Mizutaki, originating from the Kyushu and Kansai regions, is another hotpot dish like Motsunabe. It is usually made with chicken on the bone and a variety of seasonal vegetables, as well as green onions, tofu, and mushrooms. These are all simmered together in a dashi-based broth. As it cooks, the collagen released from the bones gives the broth a rich flavor and makes it silky.
The soup in Mizutaki has a simple and gentle flavor. The dish is sometimes served with a ponzu sauce in a small bowl which you can dip the cooked ingredients into for a burst of flavor. Make sure to add in some rice or noodles at the end to finish off the broth!

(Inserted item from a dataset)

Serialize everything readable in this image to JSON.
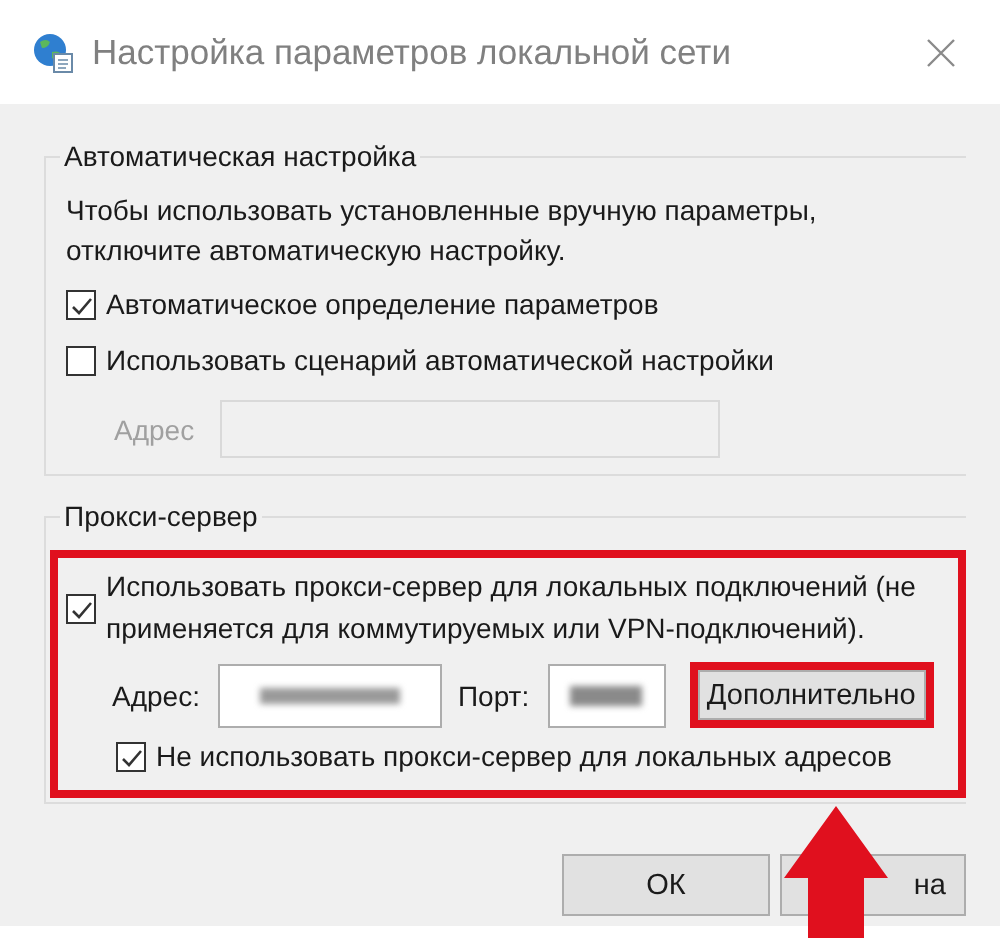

Although there are around 300 different varieties of strawberries in the world, Amaou strawberries are some of the world’s best strawberries. These strawberries are grown mostly in Itojima in Fukuoka since it has the perfect climate for slowly growing these succulent strawberries. They are unique and are named after an acronym describing the best features of the Amaou strawberry. It stands for amai (sweet), marui (round), okii (big), and umai (delicious). These strawberries are best known for their bright color, sweet flavor, and how big they are. Strawberries have become a popular winter food in Japan; January 5th is National Strawberry Day.
Strawberry cultivation in Japan began during the Meiji Era. The development of Amaou strawberries first began in 2002. Over time, the Amaou strawberry has become a popular gift and it is often incorporated into other popular dishes and snacks. Amaou strawberries are ideal for Japanese Christmas cake, along with being the perfect variety for ichigo daifuku.
When it comes to food, Fukuoka is one of Japan’s most exciting destinations. Whether you’re visiting at any time of the year, or if you live there, you’ll be able to enjoy various local specialties. The food culture, alongside the pleasant weather, beautiful scenery, and great public transport, makes Fukuoka one of the most livable cities in the world, with some of the best quality of life. If you’re looking at moving to Fukuoka, please check out our range of available rental apartments.